*** Block opens ***
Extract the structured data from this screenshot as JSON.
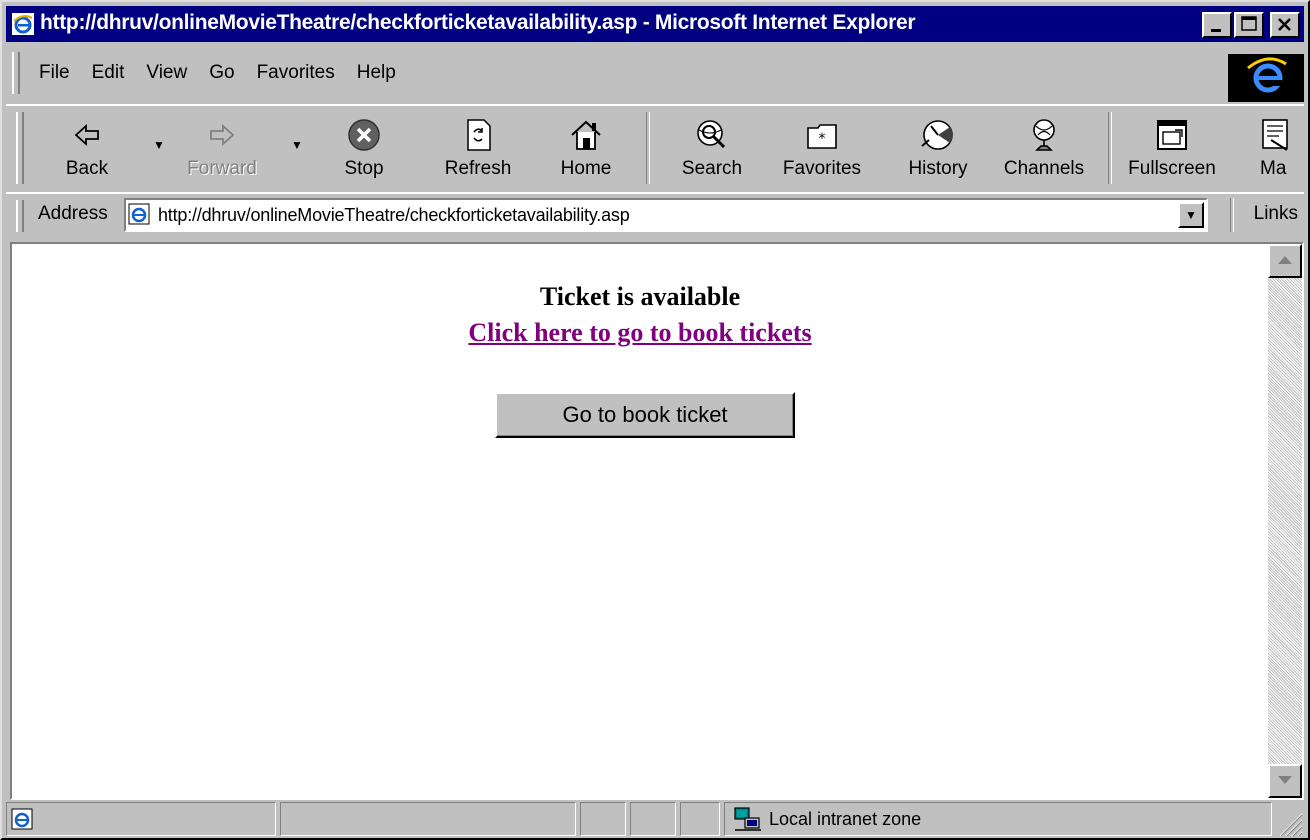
{
  "window": {
    "title": "http://dhruv/onlineMovieTheatre/checkforticketavailability.asp - Microsoft Internet Explorer"
  },
  "menu": {
    "items": [
      "File",
      "Edit",
      "View",
      "Go",
      "Favorites",
      "Help"
    ]
  },
  "toolbar": {
    "buttons": [
      {
        "label": "Back",
        "icon": "back-arrow-icon"
      },
      {
        "label": "Forward",
        "icon": "forward-arrow-icon",
        "disabled": true
      },
      {
        "label": "Stop",
        "icon": "stop-icon"
      },
      {
        "label": "Refresh",
        "icon": "refresh-icon"
      },
      {
        "label": "Home",
        "icon": "home-icon"
      },
      {
        "label": "Search",
        "icon": "search-globe-icon"
      },
      {
        "label": "Favorites",
        "icon": "favorites-folder-icon"
      },
      {
        "label": "History",
        "icon": "history-icon"
      },
      {
        "label": "Channels",
        "icon": "channels-icon"
      },
      {
        "label": "Fullscreen",
        "icon": "fullscreen-icon"
      },
      {
        "label": "Ma",
        "icon": "mail-icon"
      }
    ]
  },
  "address": {
    "label": "Address",
    "url": "http://dhruv/onlineMovieTheatre/checkforticketavailability.asp",
    "links_label": "Links"
  },
  "page": {
    "message": "Ticket is available",
    "link_text": "Click here to go to book tickets",
    "button_label": "Go to book ticket"
  },
  "status": {
    "zone": "Local intranet zone"
  },
  "colors": {
    "titlebar": "#000080",
    "chrome": "#c0c0c0",
    "visited_link": "#800080"
  }
}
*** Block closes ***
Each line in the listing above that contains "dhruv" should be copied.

    "title": "http://dhruv/onlineMovieTheatre/checkforticketavailability.asp - Microsoft Internet Explorer"
    "url": "http://dhruv/onlineMovieTheatre/checkforticketavailability.asp",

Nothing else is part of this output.